As the pain patient withdraws and becomes less active their muscles may become weaker, they may begin to gain or lose weight and their overall physical conditioning may decline. Their being out of condition can cause their pain to increase rapidly when attempting minor tasks; this can contribute to a belief that one is disabled.
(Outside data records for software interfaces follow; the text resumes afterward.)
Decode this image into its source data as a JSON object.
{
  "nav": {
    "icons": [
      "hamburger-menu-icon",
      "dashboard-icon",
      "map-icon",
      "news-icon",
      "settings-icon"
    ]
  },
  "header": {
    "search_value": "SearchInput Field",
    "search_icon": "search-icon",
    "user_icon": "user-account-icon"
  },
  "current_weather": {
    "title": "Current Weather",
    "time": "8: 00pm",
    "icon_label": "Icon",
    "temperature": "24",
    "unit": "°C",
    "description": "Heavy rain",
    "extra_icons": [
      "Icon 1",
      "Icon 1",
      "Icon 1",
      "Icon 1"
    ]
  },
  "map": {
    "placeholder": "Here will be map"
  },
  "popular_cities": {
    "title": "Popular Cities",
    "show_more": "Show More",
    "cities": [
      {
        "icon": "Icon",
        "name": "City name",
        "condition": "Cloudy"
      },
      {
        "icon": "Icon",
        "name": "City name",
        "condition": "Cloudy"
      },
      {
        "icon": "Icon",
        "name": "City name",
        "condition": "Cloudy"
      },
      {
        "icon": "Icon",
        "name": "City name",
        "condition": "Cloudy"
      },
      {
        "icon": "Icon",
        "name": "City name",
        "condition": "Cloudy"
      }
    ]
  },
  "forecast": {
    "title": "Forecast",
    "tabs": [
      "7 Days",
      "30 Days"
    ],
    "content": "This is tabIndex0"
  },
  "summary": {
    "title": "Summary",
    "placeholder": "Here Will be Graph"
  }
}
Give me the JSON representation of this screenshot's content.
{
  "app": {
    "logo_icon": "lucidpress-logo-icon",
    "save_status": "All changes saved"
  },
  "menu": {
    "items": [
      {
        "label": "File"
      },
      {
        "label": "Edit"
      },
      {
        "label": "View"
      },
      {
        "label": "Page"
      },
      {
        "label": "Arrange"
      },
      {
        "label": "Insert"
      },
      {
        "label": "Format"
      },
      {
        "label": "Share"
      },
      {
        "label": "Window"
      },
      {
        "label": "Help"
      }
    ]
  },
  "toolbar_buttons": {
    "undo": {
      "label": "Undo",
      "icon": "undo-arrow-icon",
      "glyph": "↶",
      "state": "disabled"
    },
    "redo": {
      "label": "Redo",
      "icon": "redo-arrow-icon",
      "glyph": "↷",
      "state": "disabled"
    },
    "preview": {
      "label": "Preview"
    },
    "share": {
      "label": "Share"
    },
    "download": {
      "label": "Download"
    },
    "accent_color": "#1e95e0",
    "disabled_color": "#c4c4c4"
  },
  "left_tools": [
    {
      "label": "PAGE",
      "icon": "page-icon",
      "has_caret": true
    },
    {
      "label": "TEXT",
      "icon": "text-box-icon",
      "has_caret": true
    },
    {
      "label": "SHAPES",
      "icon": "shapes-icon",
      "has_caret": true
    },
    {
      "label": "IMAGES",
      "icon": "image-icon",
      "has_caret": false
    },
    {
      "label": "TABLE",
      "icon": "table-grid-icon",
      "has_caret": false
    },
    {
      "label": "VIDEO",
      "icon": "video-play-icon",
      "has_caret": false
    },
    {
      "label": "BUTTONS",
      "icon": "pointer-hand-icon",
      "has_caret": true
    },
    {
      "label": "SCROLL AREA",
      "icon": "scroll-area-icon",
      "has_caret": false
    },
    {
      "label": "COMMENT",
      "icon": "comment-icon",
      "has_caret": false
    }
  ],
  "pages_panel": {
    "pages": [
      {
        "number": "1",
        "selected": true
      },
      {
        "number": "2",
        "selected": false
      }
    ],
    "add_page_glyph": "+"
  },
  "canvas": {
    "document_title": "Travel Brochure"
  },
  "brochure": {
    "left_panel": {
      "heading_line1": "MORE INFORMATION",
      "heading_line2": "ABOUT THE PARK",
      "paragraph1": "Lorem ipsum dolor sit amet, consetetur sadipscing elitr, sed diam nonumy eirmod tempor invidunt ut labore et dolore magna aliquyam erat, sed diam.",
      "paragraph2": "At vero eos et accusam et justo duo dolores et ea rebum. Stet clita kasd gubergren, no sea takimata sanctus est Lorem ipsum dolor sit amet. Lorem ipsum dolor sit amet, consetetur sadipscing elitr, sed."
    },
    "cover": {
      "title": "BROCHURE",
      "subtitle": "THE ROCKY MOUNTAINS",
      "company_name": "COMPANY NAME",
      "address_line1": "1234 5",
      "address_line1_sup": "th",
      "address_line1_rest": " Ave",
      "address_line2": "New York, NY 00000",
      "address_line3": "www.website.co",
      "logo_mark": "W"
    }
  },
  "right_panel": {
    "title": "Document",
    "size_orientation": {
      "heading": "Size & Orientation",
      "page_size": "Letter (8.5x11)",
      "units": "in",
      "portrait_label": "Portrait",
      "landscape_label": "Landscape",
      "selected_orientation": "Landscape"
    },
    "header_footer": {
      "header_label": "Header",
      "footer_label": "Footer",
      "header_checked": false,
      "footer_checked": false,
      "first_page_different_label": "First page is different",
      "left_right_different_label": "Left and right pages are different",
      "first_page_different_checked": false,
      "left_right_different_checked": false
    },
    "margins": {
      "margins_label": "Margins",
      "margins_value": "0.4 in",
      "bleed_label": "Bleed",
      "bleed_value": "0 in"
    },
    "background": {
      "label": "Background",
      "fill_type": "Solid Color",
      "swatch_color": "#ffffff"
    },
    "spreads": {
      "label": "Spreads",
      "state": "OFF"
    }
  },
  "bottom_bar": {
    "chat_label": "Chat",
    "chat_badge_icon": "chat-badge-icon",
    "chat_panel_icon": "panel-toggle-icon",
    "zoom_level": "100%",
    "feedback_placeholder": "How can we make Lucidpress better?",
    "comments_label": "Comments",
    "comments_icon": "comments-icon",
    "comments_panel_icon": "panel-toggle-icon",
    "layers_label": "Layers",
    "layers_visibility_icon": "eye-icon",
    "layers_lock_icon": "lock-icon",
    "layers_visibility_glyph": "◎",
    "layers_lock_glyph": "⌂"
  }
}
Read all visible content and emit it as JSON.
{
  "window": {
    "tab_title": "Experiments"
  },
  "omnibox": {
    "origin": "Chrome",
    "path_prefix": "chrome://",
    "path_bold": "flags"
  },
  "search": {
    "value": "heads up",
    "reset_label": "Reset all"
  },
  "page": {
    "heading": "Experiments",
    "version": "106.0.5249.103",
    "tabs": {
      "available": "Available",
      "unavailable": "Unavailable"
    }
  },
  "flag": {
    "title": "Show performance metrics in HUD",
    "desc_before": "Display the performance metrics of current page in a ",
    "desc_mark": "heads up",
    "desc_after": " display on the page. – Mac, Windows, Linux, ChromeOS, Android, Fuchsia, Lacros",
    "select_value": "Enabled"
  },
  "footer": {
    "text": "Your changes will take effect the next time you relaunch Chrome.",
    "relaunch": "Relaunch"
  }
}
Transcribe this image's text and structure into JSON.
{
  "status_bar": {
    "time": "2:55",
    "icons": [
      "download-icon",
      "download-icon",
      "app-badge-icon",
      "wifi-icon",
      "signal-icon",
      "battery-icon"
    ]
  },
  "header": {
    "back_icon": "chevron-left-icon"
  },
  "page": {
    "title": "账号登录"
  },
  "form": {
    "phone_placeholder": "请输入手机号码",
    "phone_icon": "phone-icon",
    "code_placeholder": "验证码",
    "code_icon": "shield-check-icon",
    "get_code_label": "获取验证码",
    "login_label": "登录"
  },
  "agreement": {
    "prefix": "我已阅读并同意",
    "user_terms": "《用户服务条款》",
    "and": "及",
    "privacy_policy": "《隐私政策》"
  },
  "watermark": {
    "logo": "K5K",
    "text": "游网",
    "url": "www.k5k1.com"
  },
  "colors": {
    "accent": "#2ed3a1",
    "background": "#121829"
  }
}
Negative thoughts as well as decreased participation in enjoyable and reinforcing activities can lead a person to feel depressed and anxious.
|There is firm evidence in research literature that cognitive-behavioral treatments are effective in reducing clients’ pain levels, use of pain medications, negative thoughts, extent of physical disability as well as enhancing clients’ pain control, emotions, physical functioning, health status, and relationships with others compared to not being in therapy at all (Morley, Eccleston, & Williams, 1999, van Tulder et al., 2000).||People suffering from chronic lower back pain may find relief through cognitive behavioral therapy. This trial shows that a cognitive behavioral intervention package is effective in managing subacute and chronic low-back pain in primary care. Therapy costs about half of other treatments, such as acupuncture, the researchers noted. The Lancet DOI: 10.1016/S0140-6736(09)62164-4|
|Cognitive Behavioral Therapy for Fibromyalgia
Over the past 18 years several chronic pain treatment programs have used CBT techniques in the management of Fibromyalgia. Importantly the beneficial effects of CBT can be achieved in 10-20 sessions. –Robert Bennett and David Nelson, nature.com/clinicalpractice/rheum
It is possible to learn to enjoy life again. Cognitive behavioral therapy includes: 1) relaxation training, 2) cognitive restructuring, 3) stress and anger management, 4) sleep hygiene, and 5) activity pacing.
Cognitive behavioral therapy has been found to be highly effective in helping patients reduce pain, disability and distress. It involves modifying negative thoughts related to pain (i.e. This pain is going to kill me., I’m worthless, Nobody would want me if I can’t work.) and on increasing a person’s activity level and productive functioning. It has been shown to be highly effective in promoting positive cognitive and behavioral changes in individuals with chronic pain.